King’s explanation of the way bank lending under the fractional reserve banking system creates money covers a very important aspect of how the modern banking and finance system operates. This is a bit technical but I think it is worth understanding because of the way it underpins and shapes so much of the operation of the economy. In particular, it challenges the conventional thinking that banks simply mobilise deposits. King explains how banks do more than just mobilise a fixed pool of deposits, the process of lending in fact creates new deposits which add to the money supply. For those interested in understanding this in more depth, the Bank of England published a short article in its Quarterly Bulletin (Q1 2014) that you can find at the following link

He is also correct, I think, in highlighting the limits of what risk based capital can achieve in the face of “radical uncertainty” but I don’t buy his proposal that the leverage ratio is the solution. He claims that his “pawnbroker for all seasons” approach is different from the standardised approach to capital adequacy but I must confess I can’t see that the approaches are that different. So even if you accept his argument that internal models are not a sound basis for regulatory capital, I would still argue that a revised and well calibrated standardised approach will always be better than a leverage ratio.

King’s treatment of the “Prisoner’s Dilemma” in money and banking is particularly interesting because it sets out a conceptual rationale for why markets will not always produce optimal outcomes when there are obstacles to cooperation. This brings to mind Chuck Prince’s infamous statement about being forced to “keep dancing while the music is playing” and offers a rationale for the role of regulation in helping institutions avoid situations in which competition impedes the ability of institutions to avoid taking excessive risk. This challenges the view that market discipline would be sufficient to keep risk taking in check. It also offers a different perspective on the role of competition in banking which is sometimes seen by economists as a panacea for all ills.

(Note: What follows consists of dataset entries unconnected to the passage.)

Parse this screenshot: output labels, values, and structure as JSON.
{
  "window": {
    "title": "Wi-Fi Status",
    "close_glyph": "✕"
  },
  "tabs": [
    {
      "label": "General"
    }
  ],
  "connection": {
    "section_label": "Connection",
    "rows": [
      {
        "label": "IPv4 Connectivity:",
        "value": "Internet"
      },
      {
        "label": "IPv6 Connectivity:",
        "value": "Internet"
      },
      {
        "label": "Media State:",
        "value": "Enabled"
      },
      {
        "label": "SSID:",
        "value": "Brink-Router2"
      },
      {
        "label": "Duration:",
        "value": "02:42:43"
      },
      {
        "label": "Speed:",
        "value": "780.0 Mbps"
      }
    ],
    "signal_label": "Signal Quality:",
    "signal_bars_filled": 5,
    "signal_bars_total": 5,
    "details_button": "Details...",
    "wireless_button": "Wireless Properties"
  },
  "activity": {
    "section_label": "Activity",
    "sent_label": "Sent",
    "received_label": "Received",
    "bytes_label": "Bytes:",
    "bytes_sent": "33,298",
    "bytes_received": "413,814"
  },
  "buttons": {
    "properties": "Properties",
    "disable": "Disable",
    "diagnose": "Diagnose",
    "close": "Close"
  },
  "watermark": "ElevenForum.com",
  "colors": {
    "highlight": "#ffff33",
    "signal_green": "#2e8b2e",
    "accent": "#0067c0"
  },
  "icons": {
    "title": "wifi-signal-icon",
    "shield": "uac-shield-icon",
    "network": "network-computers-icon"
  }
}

I have also attached a link to a review of King’s book by Paul Krugman